Generally speaking, love songs stink. This may be somewhat ironic given that, oftentimes, love stinks, but it’s a minor miracle that Steven’s lovelorn songs of lost love and regret are so damn compelling. This may not be a strictly electronic record, but it sounds like a lovely mix of 80s synthpop meeting up with the best of The Weeknd’s downtrodden R&B. Songs don’t get much catchier than “Not You” and “Time Machine”, but tracks like “Trouble Baby” are exquisite.
5. Gunship – S/T (Horsie in the Hedge)
One of my favorite discoveries this year is the burgeoning synthwave scene. This new-wave-y style builds on the synth-heavy horror soundtracks of the 80s, most notably the films of John Carpenter. Gunship are one of the rare examples that feature vocals, and as the side project of Fightstar’s Alex Westaway and Dan Haigh, the songs on this debut are fantastic. This is a lovely retro release with excellent melodies and a more relaxed atmosphere compared to other synthwave artists. I discovered this on a long drive through the PA and Ohio turnpikes, and the best praise I can give it is that Gunship made that drive a blast. “Tech Noir” is a masterpiece.
6. Mutemath – Vitals (Wojtek)
Mutemath is a weird band that has flown a bit under the radar, in part because they haven’t made the same record twice.
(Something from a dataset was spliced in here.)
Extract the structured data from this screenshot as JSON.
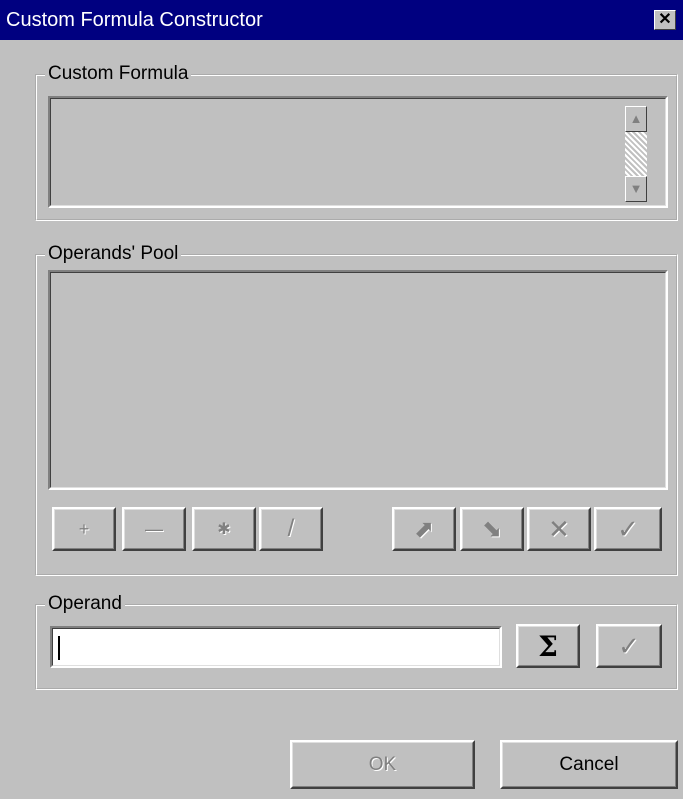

A very persuasive argument could be made that Vitals, their first on their own imprint, is the best version of the band. We see the same building blocks that make all of their records a delight: nimble bass-lines, dexterous guitar and synth melodies, and Paul Meany’s playful vocals. Most of the album sounds like early Minus the Bear gone full synthpop. Long-time fans will revel in the subtle math rock foundation, while the rest of us will appreciate the band going all-in on previous hints that a great synth rock band was hidden within the band. A playful very fun release, for sure.
7. Purity Ring – Another Eternity (4AD)
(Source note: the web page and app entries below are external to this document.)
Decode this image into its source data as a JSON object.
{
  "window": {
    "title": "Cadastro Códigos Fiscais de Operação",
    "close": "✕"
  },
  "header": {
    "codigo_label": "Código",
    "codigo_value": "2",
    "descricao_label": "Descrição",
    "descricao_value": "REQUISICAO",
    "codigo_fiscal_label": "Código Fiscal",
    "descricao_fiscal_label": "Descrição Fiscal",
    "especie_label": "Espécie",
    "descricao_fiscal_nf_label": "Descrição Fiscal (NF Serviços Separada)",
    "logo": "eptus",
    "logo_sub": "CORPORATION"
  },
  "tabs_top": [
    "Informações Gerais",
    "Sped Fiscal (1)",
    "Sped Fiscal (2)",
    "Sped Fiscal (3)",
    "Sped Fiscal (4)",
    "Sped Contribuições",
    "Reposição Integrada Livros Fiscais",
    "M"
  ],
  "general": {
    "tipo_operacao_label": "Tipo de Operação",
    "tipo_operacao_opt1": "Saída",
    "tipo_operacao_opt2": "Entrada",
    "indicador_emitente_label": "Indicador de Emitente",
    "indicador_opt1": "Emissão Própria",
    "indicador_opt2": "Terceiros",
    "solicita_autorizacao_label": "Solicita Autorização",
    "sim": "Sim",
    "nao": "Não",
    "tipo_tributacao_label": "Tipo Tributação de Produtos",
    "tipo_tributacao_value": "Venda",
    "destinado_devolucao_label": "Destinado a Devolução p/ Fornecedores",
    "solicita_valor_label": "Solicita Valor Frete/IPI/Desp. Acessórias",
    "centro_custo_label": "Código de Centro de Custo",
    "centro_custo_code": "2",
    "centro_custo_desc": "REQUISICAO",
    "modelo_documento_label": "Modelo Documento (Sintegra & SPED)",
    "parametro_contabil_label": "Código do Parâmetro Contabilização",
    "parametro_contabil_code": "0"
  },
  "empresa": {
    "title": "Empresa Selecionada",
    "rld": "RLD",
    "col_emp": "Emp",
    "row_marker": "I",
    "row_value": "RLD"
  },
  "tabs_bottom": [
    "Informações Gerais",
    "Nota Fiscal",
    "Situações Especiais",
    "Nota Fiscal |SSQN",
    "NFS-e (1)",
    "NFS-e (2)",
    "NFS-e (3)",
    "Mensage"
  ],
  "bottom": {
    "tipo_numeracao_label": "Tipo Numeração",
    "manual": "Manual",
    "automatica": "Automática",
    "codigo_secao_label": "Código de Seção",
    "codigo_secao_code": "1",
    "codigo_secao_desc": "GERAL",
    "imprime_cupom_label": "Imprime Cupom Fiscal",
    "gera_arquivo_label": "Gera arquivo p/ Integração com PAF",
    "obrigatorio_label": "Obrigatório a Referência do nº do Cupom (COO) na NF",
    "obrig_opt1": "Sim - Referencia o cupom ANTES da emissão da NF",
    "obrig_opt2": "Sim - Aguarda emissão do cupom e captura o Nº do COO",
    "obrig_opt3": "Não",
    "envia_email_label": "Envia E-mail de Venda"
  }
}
Purity Ring were one of the trailblazers in fusing synthpop with hip hop. The group’s debut Shrines showcased Megan James’ lovely voice high atop wistful synths and trap beats. The group doesn’t quite stick the landing on follow-upAnother Eternity, but this is one of those albums where the highs are so impressive that the rest (however great) feels lesser by comparison. “Begin Again” is probably my favorite song released this year, and it’s a testament to the group’s talent that a good portion of this album keeps up with that quality. By doubling down on bombastic arrangements and ethereal vocals, Purity Ring continues to be jarringly beautiful and brash.
8. GosT – Behemoth (Blood Music)
This is another synthwave instant classic. GosT sounds like someone threw a dance party in the middle of slasher, and it’s awesome. Sure, there are points where it can get a bit noisy, but GosT tackles electronic music like a modern metal producer: everything is turned up to 11. However, it’s his impressive songwriting skills that allow this to be a wonderful (albeit horrifying) listen, evoking different parts of a bloody movie in your head.
9. Young Galaxy – Falsework (Paper Bag)
Canada’s indie scene has been stellar for quite some time, and Young Galaxy appear to be one of the next great artists. By toning down their shoegaze elements for a more lounge-style electronic sound, the Montreal-based group shines. Despite some upbeat numbers, Young Galaxy works best as a cheerful, relaxing listen. It was a late addition to the list, but those looking for a stellar, understated pop record, get on Young Galaxy; they are, indeed, ready to shine.
10. Tame Impala – Currents (Interscope)
This is a record that feels like we’re catching an artist in mid transformation. Kevin Parker’s past records were solid exercises in Beatles-esque pop/rock, but by trading in jangle-y guitars for lonesome synths and propulsive bass-lines, Tame Impala is becoming something much more interesting. Kevin’s inherent talent for pop hooks feels much better utilized here, and songs like “Let It Happen” and “The Less I Know The Better” are 80s synthpop gems.